Sexual slavery and the forms of extreme exploitation to which female prostitutes may be subjected undoubtedly represent situations of suffering. Yet even voluntary consent merits analysis. The wretchedness and poverty underlying such decisions should be confronted.
Most human trafficking related to prostitution
Voluntary acts usually occur on an individual level, but are the expression of collective acts of social injustice. Society creates situations in which a young man or woman has no other chance of earning a wage for themselves or their family except through prostitution. This puts society as a whole under debate, namely a capitalist society which creates these forms of constraint within which voluntary acts are possible, and also leads us to reflect on the entire ethical and moral context within which this issue is debated.
This discussion should not be limited to the causes of trafficking, but also to the solutions.
There is a complex relationship between legalised prostitution and human trafficking. | EUROPP
Because of the strong social stigma attached to female prostitutes, their civil and human rights are frequently violated Anderson and Davidson, Only in a few countries are women who work as prostitutes effectively protected by the law and, as we have seen in the case of Portugal, the stereotypes and preconceptions relating to prostitution and immigrant women of particular nationalities may mean that the law is not enforced. Effective help for women who are the victims of trafficking implies fighting our own preconceptions and stereotypes.
It presupposes the definition of an aid policy that does not exert any control over the choices these women make and respects their human rights in different cultural contexts, without involving a universalist discourse that prevents us from understanding the political, social and cultural relations underlying their choices once they arrive in the country of their destination.
In our view, a progressive attitude in this area can only be an attitude which strengthens collective awareness of these women and enables them to escape the subhuman conditions in which they find themselves, by constructing their citizenship.
This is the greatest challenge which sex trafficking presents to law. Barry, KathleenThe Prostitution of Sexuality.
New York University Press. Short Essays on Migration and Gender. International Organization for Migration. Farr, KathrynSex Trafficking: The Global Market in Women and Children. Gilroy, PaulThe Black Atlantic: Modernity and Double Consciousness.
Kempadoo, Kamala; Doezema, Jo eds. Rights, Resistance, and Redefinition. Lopes, AnaTrabalhadores do sexo uni-vos!
Coloniality, Subaltern Knowledges, and Border Thinking. Ribeiro, Manuela et al. Even if the woman could call for help, she had no one to rescue her. The man told her that they needed money and that she would have to earn it.

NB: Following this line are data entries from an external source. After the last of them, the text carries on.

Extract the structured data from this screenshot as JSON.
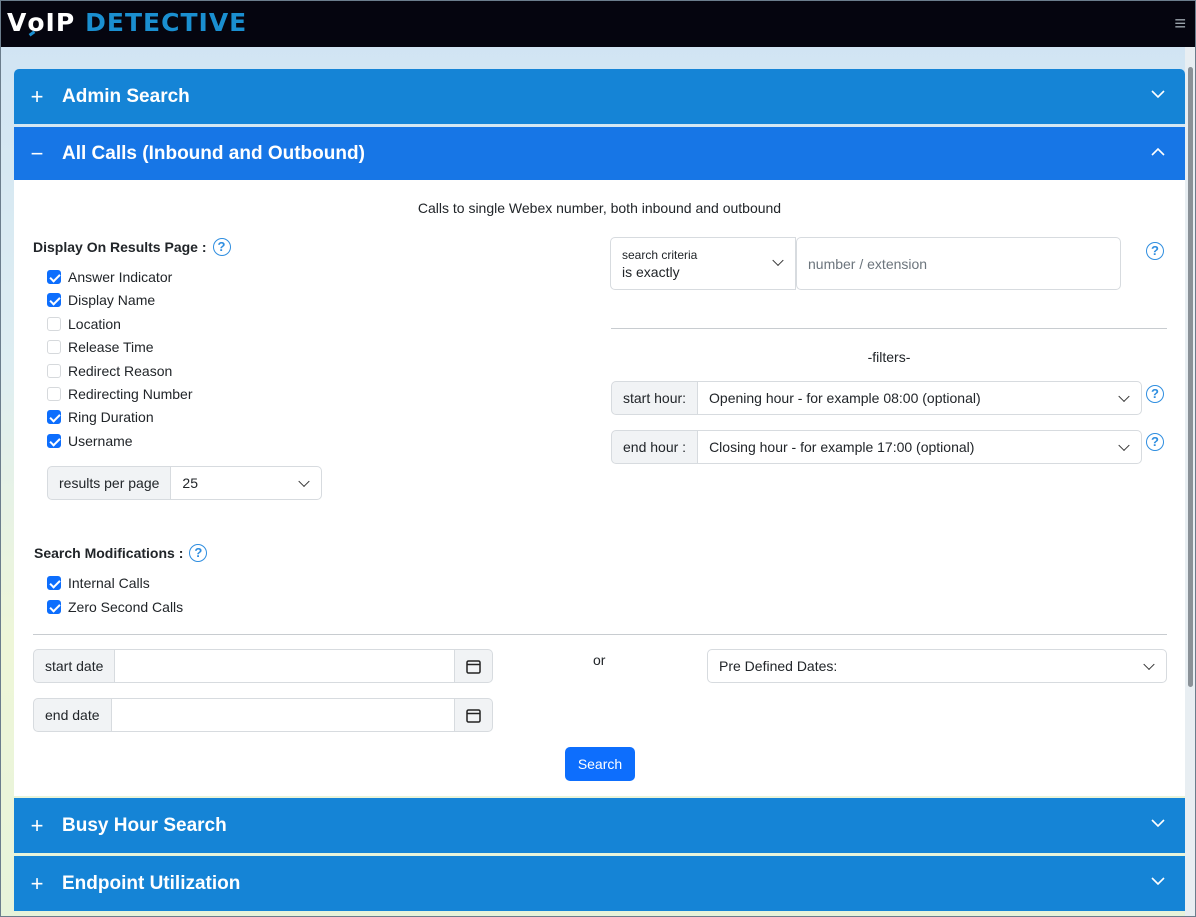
{
  "header": {
    "logo_v": "V",
    "logo_o": "o",
    "logo_ip": "IP",
    "logo_detective": "DETECTIVE",
    "menu_icon": "≡"
  },
  "accordion": {
    "admin_search": {
      "sign": "+",
      "title": "Admin Search"
    },
    "all_calls": {
      "sign": "−",
      "title": "All Calls (Inbound and Outbound)"
    },
    "busy_hour": {
      "sign": "+",
      "title": "Busy Hour Search"
    },
    "endpoint": {
      "sign": "+",
      "title": "Endpoint Utilization"
    }
  },
  "panel": {
    "subtitle": "Calls to single Webex number, both inbound and outbound",
    "display_label": "Display On Results Page :",
    "display_options": [
      {
        "label": "Answer Indicator",
        "checked": true
      },
      {
        "label": "Display Name",
        "checked": true
      },
      {
        "label": "Location",
        "checked": false
      },
      {
        "label": "Release Time",
        "checked": false
      },
      {
        "label": "Redirect Reason",
        "checked": false
      },
      {
        "label": "Redirecting Number",
        "checked": false
      },
      {
        "label": "Ring Duration",
        "checked": true
      },
      {
        "label": "Username",
        "checked": true
      }
    ],
    "results_per_page_label": "results per page",
    "results_per_page_value": "25",
    "modifications_label": "Search Modifications :",
    "modifications": [
      {
        "label": "Internal Calls",
        "checked": true
      },
      {
        "label": "Zero Second Calls",
        "checked": true
      }
    ],
    "criteria_label": "search criteria",
    "criteria_value": "is exactly",
    "number_placeholder": "number / extension",
    "filters_label": "-filters-",
    "start_hour_label": "start hour:",
    "start_hour_value": "Opening hour - for example 08:00 (optional)",
    "end_hour_label": "end hour :",
    "end_hour_value": "Closing hour - for example 17:00 (optional)",
    "start_date_label": "start date",
    "end_date_label": "end date",
    "or_label": "or",
    "predefined_value": "Pre Defined Dates:",
    "search_button": "Search",
    "help_glyph": "?"
  },
  "colors": {
    "accordion": "#1584d6",
    "accordion_active": "#1776e6",
    "primary": "#0d6efd",
    "logo_blue": "#1a8fd0"
  }
}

People see a pimp as someone who obtains customers for a prostitute.
The reality is that they use manipulation, threats, and violence to keep these women from leaving. They depend on the women they recruit into prostitution. These men use mental, emotional, and physical abuse to keep the women generating money. The men abandon women who are unable or unwilling to provide any more revenue.
Most prostitutes recognize their actions as illegal; however, a substantial number of them truly are victims. Pimps use various control methods to keep the women working the streets. Many of the prostitutes spoke of daily physical abuse, emotional dominance, and lies about caring. These men burned the women with curling irons, strangled, and punched them. They told the prostitutes that their families would be ashamed of them for being a hooker and that no one else would care for them.
Alone and removed from family and friends, these women have no money and depend on their pimps for food, shelter, and clothing.